About Department of Economics: The department of Economics was set up in 2010 as an institution for advanced studies and research in economics. Since then, the department has been at the forefront of post-graduate teaching and research in economics. The department offers Post-Graduate (MA), MPhil and Doctoral (PhD) programmes in Economics, which draws a fair number of applicants from all over the country. At present, the department is managed by seven (7) faculty members and two support staff. The programmes offered by the department have a strong theoretical and quantitative focus with an emphasis on empirical application. Their hallmark is the dynamic curriculum offered, which is continuously reviewed and updated in line with the latest developments in the subject. The thrust areas of research of the faculty members include agricultural economics, development economics, informal sector, industrial economics, environmental economics, public finance and among others.

Important Dates:
Last date for submission of the full paper: 26th April 2018
Notification of acceptance of full paper: May 1st, 2018
Conference Date: 18-19 May, 2018

CfPs: 14th World Congress of Bioethics and 7th National Bioethics Conference | Bengaluru, 3–7 December

14th World Congress of Bioethics and 7th National Bioethics Conference
Satellite meetings: 3–4 December 2018 
Main Congress: 5–7 December 2018
Venue: St. John's National Academy of Health Sciences, Bengaluru

Congress Organisers: Forum for Medical Ethics Society, Sama Resource Group for Women and Health, St. John's National Academy of Health Sciences, & SOCHARA

Theme: Health for All in an Unequal World: Obligations of Global Bioethics

Call for Papers/ Workshops, pre-Congress Symposia
Presentation of papers, posters, workshops, pre-Congress symposia and Congress will be organised around the Congress theme and sub-themes and will also include themes from within the broader discipline of bioethics. Abstracts that critically discuss cutting-edge themes and concepts in bioethics and those that describe research findings or project outcomes will be preferred for the Congress.

Last date for Abstract submissions: 8 April 2018

Send your submissions to 

Thursday, March 8, 2018

Women and Climate Stress: Role Reversal from Beneficiaries to Expert Participants

Women and Climate Stress: Role Reversal from Beneficiaries to Expert Participants
by Anamika Dey, Gurdeep Singh, and Anil K. Gupta, World Development, 2018, Volume 103, Pages 336-359. DOI: 10.1016/j.worlddev.2017.07.026.

- Women cope with climate risks through sharing knowledge, labor, and material resources.
- 4E-exchange, expertise, ethics, and environmental consciousness explain their agency.
- Knowledge of Weeds as nutritional supplement is vital at different crop stages.
- Lateral learning platform enhances women's climate risk adjustment potential.
- Traditional knowledge of women about weed, weather, and water relevant for coping.

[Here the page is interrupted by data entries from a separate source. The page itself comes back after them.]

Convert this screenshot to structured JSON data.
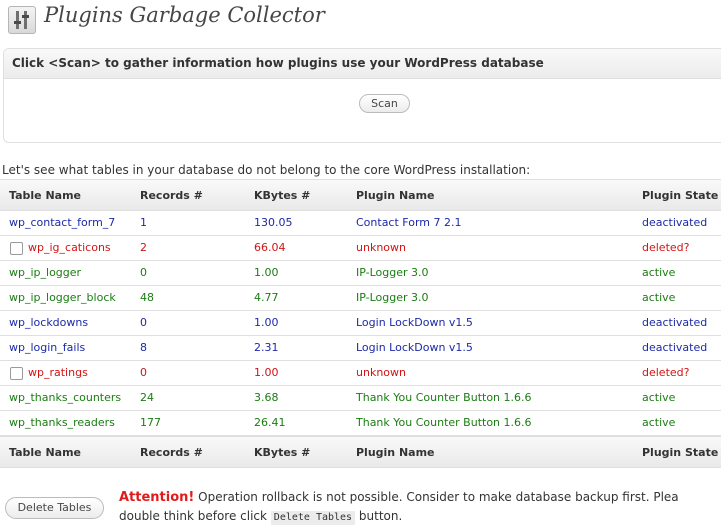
{
  "header": {
    "title": "Plugins Garbage Collector",
    "icon": "plugin-settings-icon"
  },
  "scan_box": {
    "instruction": "Click <Scan> to gather information how plugins use your WordPress database",
    "scan_label": "Scan"
  },
  "intro": "Let's see what tables in your database do not belong to the core WordPress installation:",
  "colors": {
    "blue": "#1c2aa8",
    "green": "#1a7d12",
    "red": "#d31414",
    "attention": "#e11b1b"
  },
  "table": {
    "columns": [
      "Table Name",
      "Records #",
      "KBytes #",
      "Plugin Name",
      "Plugin State"
    ],
    "rows": [
      {
        "name": "wp_contact_form_7",
        "records": "1",
        "kbytes": "130.05",
        "plugin": "Contact Form 7 2.1",
        "state": "deactivated",
        "color": "blue",
        "checkbox": false
      },
      {
        "name": "wp_ig_caticons",
        "records": "2",
        "kbytes": "66.04",
        "plugin": "unknown",
        "state": "deleted?",
        "color": "red",
        "checkbox": true
      },
      {
        "name": "wp_ip_logger",
        "records": "0",
        "kbytes": "1.00",
        "plugin": "IP-Logger 3.0",
        "state": "active",
        "color": "green",
        "checkbox": false
      },
      {
        "name": "wp_ip_logger_block",
        "records": "48",
        "kbytes": "4.77",
        "plugin": "IP-Logger 3.0",
        "state": "active",
        "color": "green",
        "checkbox": false
      },
      {
        "name": "wp_lockdowns",
        "records": "0",
        "kbytes": "1.00",
        "plugin": "Login LockDown v1.5",
        "state": "deactivated",
        "color": "blue",
        "checkbox": false
      },
      {
        "name": "wp_login_fails",
        "records": "8",
        "kbytes": "2.31",
        "plugin": "Login LockDown v1.5",
        "state": "deactivated",
        "color": "blue",
        "checkbox": false
      },
      {
        "name": "wp_ratings",
        "records": "0",
        "kbytes": "1.00",
        "plugin": "unknown",
        "state": "deleted?",
        "color": "red",
        "checkbox": true
      },
      {
        "name": "wp_thanks_counters",
        "records": "24",
        "kbytes": "3.68",
        "plugin": "Thank You Counter Button 1.6.6",
        "state": "active",
        "color": "green",
        "checkbox": false
      },
      {
        "name": "wp_thanks_readers",
        "records": "177",
        "kbytes": "26.41",
        "plugin": "Thank You Counter Button 1.6.6",
        "state": "active",
        "color": "green",
        "checkbox": false
      }
    ]
  },
  "footer": {
    "delete_label": "Delete Tables",
    "attention": "Attention!",
    "warning_line1": " Operation rollback is not possible. Consider to make database backup first. Plea",
    "warning_line2_start": "double think before click ",
    "code_chip": "Delete Tables",
    "warning_line2_end": " button."
  }
}
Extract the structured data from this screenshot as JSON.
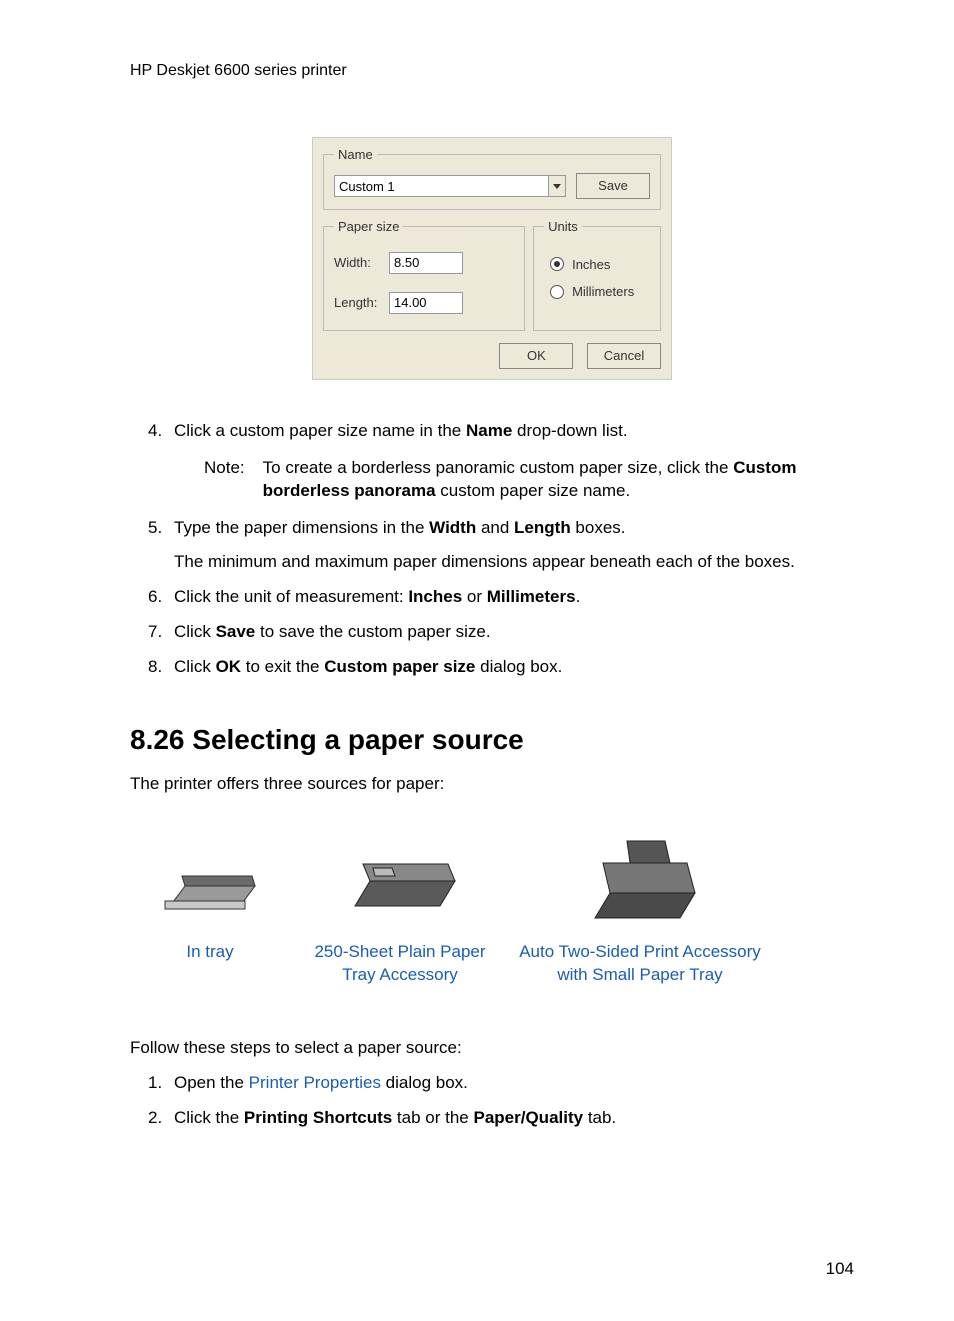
{
  "header": "HP Deskjet 6600 series printer",
  "dialog": {
    "name_fieldset": {
      "legend": "Name",
      "value": "Custom 1",
      "save": "Save"
    },
    "paper_size": {
      "legend": "Paper size",
      "width_label": "Width:",
      "width_value": "8.50",
      "length_label": "Length:",
      "length_value": "14.00"
    },
    "units": {
      "legend": "Units",
      "inches": "Inches",
      "millimeters": "Millimeters"
    },
    "ok": "OK",
    "cancel": "Cancel"
  },
  "steps_a": {
    "s4": {
      "num": "4.",
      "before": "Click a custom paper size name in the ",
      "bold": "Name",
      "after": " drop-down list."
    },
    "note": {
      "label": "Note:",
      "before": "To create a borderless panoramic custom paper size, click the ",
      "bold": "Custom borderless panorama",
      "after": " custom paper size name."
    },
    "s5": {
      "num": "5.",
      "before": "Type the paper dimensions in the ",
      "bold1": "Width",
      "mid": " and ",
      "bold2": "Length",
      "after": " boxes.",
      "p2": "The minimum and maximum paper dimensions appear beneath each of the boxes."
    },
    "s6": {
      "num": "6.",
      "before": "Click the unit of measurement: ",
      "bold1": "Inches",
      "mid": " or ",
      "bold2": "Millimeters",
      "after": "."
    },
    "s7": {
      "num": "7.",
      "before": "Click ",
      "bold": "Save",
      "after": " to save the custom paper size."
    },
    "s8": {
      "num": "8.",
      "before": "Click ",
      "bold1": "OK",
      "mid": " to exit the ",
      "bold2": "Custom paper size",
      "after": " dialog box."
    }
  },
  "section": {
    "heading": "8.26  Selecting a paper source",
    "intro": "The printer offers three sources for paper:",
    "tray1": "In tray",
    "tray2a": "250-Sheet Plain Paper",
    "tray2b": "Tray Accessory",
    "tray3a": "Auto Two-Sided Print Accessory",
    "tray3b": "with Small Paper Tray",
    "follow": "Follow these steps to select a paper source:",
    "b1": {
      "num": "1.",
      "before": "Open the ",
      "link": "Printer Properties",
      "after": " dialog box."
    },
    "b2": {
      "num": "2.",
      "before": "Click the ",
      "bold1": "Printing Shortcuts",
      "mid": " tab or the ",
      "bold2": "Paper/Quality",
      "after": " tab."
    }
  },
  "page_num": "104"
}
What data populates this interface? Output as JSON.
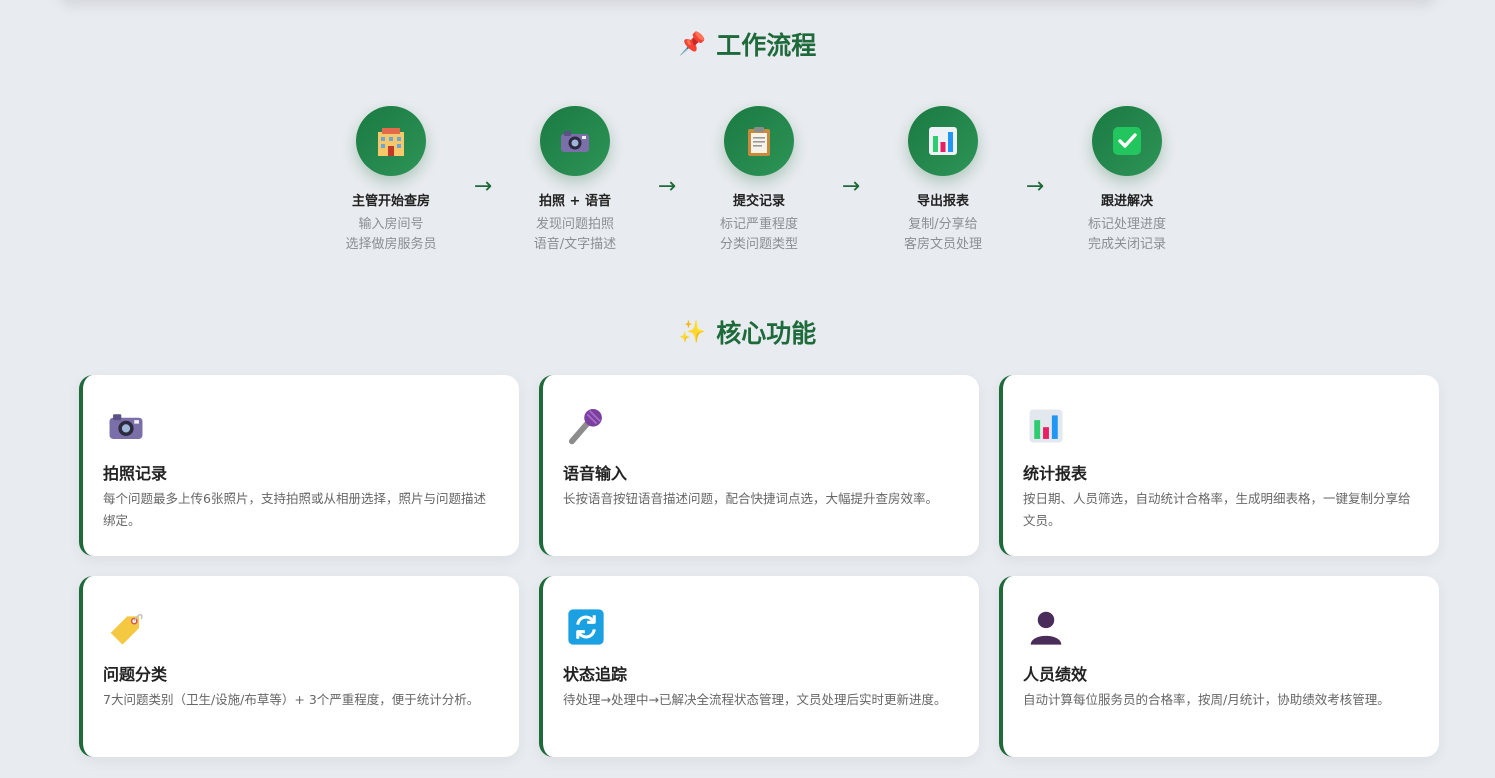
{
  "workflow": {
    "emoji": "📌",
    "title": "工作流程",
    "steps": [
      {
        "icon": "hotel-icon",
        "title": "主管开始查房",
        "line1": "输入房间号",
        "line2": "选择做房服务员"
      },
      {
        "icon": "camera-icon",
        "title": "拍照 + 语音",
        "line1": "发现问题拍照",
        "line2": "语音/文字描述"
      },
      {
        "icon": "clipboard-icon",
        "title": "提交记录",
        "line1": "标记严重程度",
        "line2": "分类问题类型"
      },
      {
        "icon": "bar-chart-icon",
        "title": "导出报表",
        "line1": "复制/分享给",
        "line2": "客房文员处理"
      },
      {
        "icon": "checkmark-icon",
        "title": "跟进解决",
        "line1": "标记处理进度",
        "line2": "完成关闭记录"
      }
    ],
    "arrow": "→"
  },
  "features": {
    "emoji": "✨",
    "title": "核心功能",
    "cards": [
      {
        "icon": "camera-icon",
        "title": "拍照记录",
        "desc": "每个问题最多上传6张照片，支持拍照或从相册选择，照片与问题描述绑定。"
      },
      {
        "icon": "microphone-icon",
        "title": "语音输入",
        "desc": "长按语音按钮语音描述问题，配合快捷词点选，大幅提升查房效率。"
      },
      {
        "icon": "bar-chart-icon",
        "title": "统计报表",
        "desc": "按日期、人员筛选，自动统计合格率，生成明细表格，一键复制分享给文员。"
      },
      {
        "icon": "tag-icon",
        "title": "问题分类",
        "desc": "7大问题类别（卫生/设施/布草等）+ 3个严重程度，便于统计分析。"
      },
      {
        "icon": "refresh-icon",
        "title": "状态追踪",
        "desc": "待处理→处理中→已解决全流程状态管理，文员处理后实时更新进度。"
      },
      {
        "icon": "person-icon",
        "title": "人员绩效",
        "desc": "自动计算每位服务员的合格率，按周/月统计，协助绩效考核管理。"
      }
    ]
  },
  "colors": {
    "accent": "#1e6a3b",
    "background": "#e8ebef"
  }
}
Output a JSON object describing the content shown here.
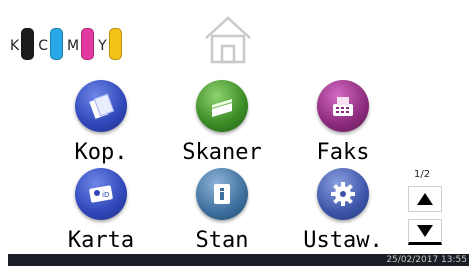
{
  "ink": {
    "k": {
      "letter": "K",
      "color": "#1c1c1c"
    },
    "c": {
      "letter": "C",
      "color": "#29a8e8"
    },
    "m": {
      "letter": "M",
      "color": "#e23aa1"
    },
    "y": {
      "letter": "Y",
      "color": "#f3c316"
    }
  },
  "apps": [
    {
      "label": "Kop.",
      "icon": "copy-icon",
      "color": "#2f47b8"
    },
    {
      "label": "Skaner",
      "icon": "scanner-icon",
      "color": "#3a8a24"
    },
    {
      "label": "Faks",
      "icon": "fax-icon",
      "color": "#8c2a7c"
    },
    {
      "label": "Karta",
      "icon": "id-card-icon",
      "color": "#2f47b8"
    },
    {
      "label": "Stan",
      "icon": "status-icon",
      "color": "#3d6f9d"
    },
    {
      "label": "Ustaw.",
      "icon": "settings-icon",
      "color": "#3d55a8"
    }
  ],
  "pager": {
    "indicator": "1/2"
  },
  "status": {
    "datetime": "25/02/2017 13:55"
  }
}
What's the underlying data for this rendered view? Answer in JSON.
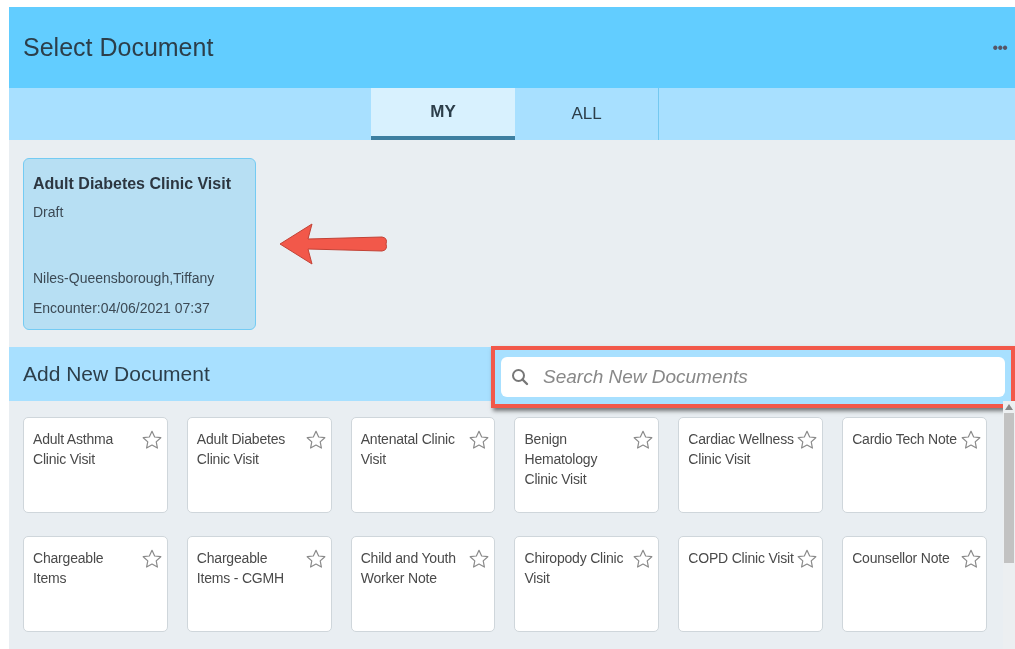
{
  "header": {
    "title": "Select Document",
    "menu": "•••"
  },
  "tabs": [
    {
      "label": "MY",
      "selected": true
    },
    {
      "label": "ALL",
      "selected": false
    }
  ],
  "draft": {
    "title": "Adult Diabetes Clinic Visit",
    "status": "Draft",
    "author": "Niles-Queensborough,Tiffany",
    "encounter": "Encounter:04/06/2021 07:37"
  },
  "add_section": {
    "title": "Add New Document",
    "search": {
      "placeholder": "Search New Documents"
    }
  },
  "documents": [
    {
      "name": "Adult Asthma Clinic Visit",
      "starred": false
    },
    {
      "name": "Adult Diabetes Clinic Visit",
      "starred": false
    },
    {
      "name": "Antenatal Clinic Visit",
      "starred": false
    },
    {
      "name": "Benign Hematology Clinic Visit",
      "starred": false
    },
    {
      "name": "Cardiac Wellness Clinic Visit",
      "starred": false
    },
    {
      "name": "Cardio Tech Note",
      "starred": false
    },
    {
      "name": "Chargeable Items",
      "starred": false
    },
    {
      "name": "Chargeable Items - CGMH",
      "starred": false
    },
    {
      "name": "Child and Youth Worker Note",
      "starred": false
    },
    {
      "name": "Chiropody Clinic Visit",
      "starred": false
    },
    {
      "name": "COPD Clinic Visit",
      "starred": false
    },
    {
      "name": "Counsellor Note",
      "starred": false
    }
  ]
}
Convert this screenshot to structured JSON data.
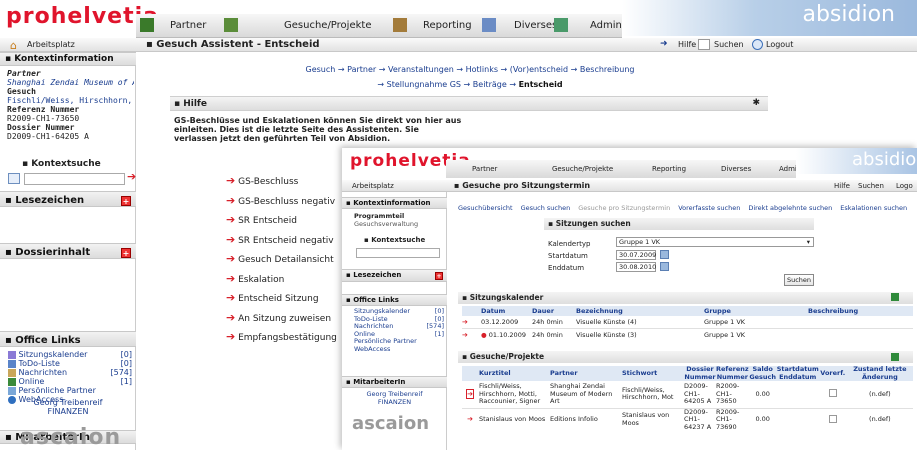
{
  "brand": {
    "logo": "prohelvetia",
    "absidion": "absidion",
    "footer": "ascaion"
  },
  "topnav": {
    "items": [
      {
        "label": "Partner"
      },
      {
        "label": "Gesuche/Projekte"
      },
      {
        "label": "Reporting"
      },
      {
        "label": "Diverses"
      },
      {
        "label": "Admin."
      }
    ]
  },
  "utility": {
    "help": "Hilfe",
    "search": "Suchen",
    "logout": "Logout"
  },
  "breadcrumb": {
    "home": "Arbeitsplatz",
    "page_title": "Gesuch Assistent - Entscheid"
  },
  "sidebar": {
    "kontext_title": "Kontextinformation",
    "kontext": {
      "partner_label": "Partner",
      "partner_value": "Shanghai Zendai Museum of A",
      "gesuch_label": "Gesuch",
      "gesuch_value": "Fischli/Weiss, Hirschhorn, M",
      "referenz_label": "Referenz Nummer",
      "referenz_value": "R2009-CH1-73650",
      "dossier_label": "Dossier Nummer",
      "dossier_value": "D2009-CH1-64205 A"
    },
    "kontextsuche_title": "Kontextsuche",
    "lesezeichen_title": "Lesezeichen",
    "dossierinhalt_title": "Dossierinhalt",
    "office_links_title": "Office Links",
    "office_links": [
      {
        "label": "Sitzungskalender",
        "count": "[0]"
      },
      {
        "label": "ToDo-Liste",
        "count": "[0]"
      },
      {
        "label": "Nachrichten",
        "count": "[574]"
      },
      {
        "label": "Online",
        "count": "[1]"
      },
      {
        "label": "Persönliche Partner",
        "count": ""
      },
      {
        "label": "WebAccess",
        "count": ""
      }
    ],
    "mitarbeiter_title": "MitarbeiterIn",
    "mitarbeiter_name": "Georg Treibenreif",
    "mitarbeiter_dept": "FINANZEN"
  },
  "wizard": {
    "steps": [
      "Gesuch",
      "Partner",
      "Veranstaltungen",
      "Hotlinks",
      "(Vor)entscheid",
      "Beschreibung",
      "Stellungnahme GS",
      "Beiträge",
      "Entscheid"
    ],
    "hilfe_title": "Hilfe",
    "hilfe_text": "GS-Beschlüsse und Eskalationen können Sie direkt von hier aus einleiten. Dies ist die letzte Seite des Assistenten. Sie verlassen jetzt den geführten Teil von Absidion.",
    "actions": [
      "GS-Beschluss",
      "GS-Beschluss negativ",
      "SR Entscheid",
      "SR Entscheid negativ",
      "Gesuch Detailansicht",
      "Eskalation",
      "Entscheid Sitzung",
      "An Sitzung zuweisen",
      "Empfangsbestätigung"
    ]
  },
  "overlay": {
    "logo": "prohelvetia",
    "absidion": "absidion",
    "nav": [
      "Partner",
      "Gesuche/Projekte",
      "Reporting",
      "Diverses",
      "Admin."
    ],
    "utility": {
      "help": "Hilfe",
      "search": "Suchen",
      "logout": "Logo"
    },
    "home": "Arbeitsplatz",
    "page_title": "Gesuche pro Sitzungstermin",
    "kontext_title": "Kontextinformation",
    "programmteil_label": "Programmteil",
    "programmteil_value": "Gesuchsverwaltung",
    "kontextsuche_title": "Kontextsuche",
    "lesezeichen_title": "Lesezeichen",
    "office_links_title": "Office Links",
    "office_links": [
      {
        "label": "Sitzungskalender",
        "count": "[0]"
      },
      {
        "label": "ToDo-Liste",
        "count": "[0]"
      },
      {
        "label": "Nachrichten",
        "count": "[574]"
      },
      {
        "label": "Online",
        "count": "[1]"
      },
      {
        "label": "Persönliche Partner",
        "count": ""
      },
      {
        "label": "WebAccess",
        "count": ""
      }
    ],
    "mitarbeiter_title": "MitarbeiterIn",
    "mitarbeiter_name": "Georg Treibenreif",
    "mitarbeiter_dept": "FINANZEN",
    "footer": "ascaion",
    "tabs": [
      "Gesuchübersicht",
      "Gesuch suchen",
      "Gesuche pro Sitzungstermin",
      "Vorerfasste suchen",
      "Direkt abgelehnte suchen",
      "Eskalationen suchen"
    ],
    "search_title": "Sitzungen suchen",
    "kalendertyp_label": "Kalendertyp",
    "kalendertyp_value": "Gruppe 1 VK",
    "startdatum_label": "Startdatum",
    "startdatum_value": "30.07.2009",
    "enddatum_label": "Enddatum",
    "enddatum_value": "30.08.2010",
    "search_button": "Suchen",
    "kalender_title": "Sitzungskalender",
    "kalender_headers": [
      "Datum",
      "Dauer",
      "Bezeichnung",
      "Gruppe",
      "Beschreibung"
    ],
    "kalender_rows": [
      [
        "03.12.2009",
        "24h 0min",
        "Visuelle Künste (4)",
        "Gruppe 1 VK",
        ""
      ],
      [
        "01.10.2009",
        "24h 0min",
        "Visuelle Künste (3)",
        "Gruppe 1 VK",
        ""
      ]
    ],
    "projekte_title": "Gesuche/Projekte",
    "projekte_headers": [
      "Kurztitel",
      "Partner",
      "Stichwort",
      "Dossier Nummer",
      "Referenz Nummer",
      "Saldo Gesuch",
      "Startdatum Enddatum",
      "Vorerf.",
      "Zustand letzte Änderung"
    ],
    "projekte_rows": [
      [
        "Fischli/Weiss, Hirschhorn, Motti, Raccounier, Signer",
        "Shanghai Zendai Museum of Modern Art",
        "Fischli/Weiss, Hirschhorn, Mot",
        "D2009-CH1-64205 A",
        "R2009-CH1-73650",
        "0.00",
        "",
        "",
        "(n.def)"
      ],
      [
        "Stanislaus von Moos",
        "Editions Infolio",
        "Stanislaus von Moos",
        "D2009-CH1-64237 A",
        "R2009-CH1-73690",
        "0.00",
        "",
        "",
        "(n.def)"
      ]
    ]
  }
}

Summary: Women, especially in the marginalized communities of the high-risk regions prone to flood and drought are considered most vulnerable to climate change risks. They play a very important role in household nutrition management and resource management in terms of labor, off-farm products, and small savings. n the absence of help from formal and informal R and D and technology institutions, their knowledge and resources' exchange system has to be very robust to cope with the seasonal shortages arising due to climate fluctuations. The study found that these exchanges, spilling over caste or class boundaries, serve as valuable informal safety nets and contribute to household resilience. Researchers seeking to strengthen community coping strategies should pursue such polices and institutional interventions which strengthen women's resource exchange and exploitation mechanisms. We offer in the end a 4-E model involving exchange, expertise, ethics, and environmental consciousness which describes how these empower women and help in articulation of their unique coping strength at intra- and inertcommunity levels. Lateral learning among community members sustains and enhances over time collective and household coping strategies with climate risks.

Keywords: gender, climate adaptation, food availability, India

---------- Forwarded message ----------
From: Prof. Anil Gupta: May be of interest to your readers.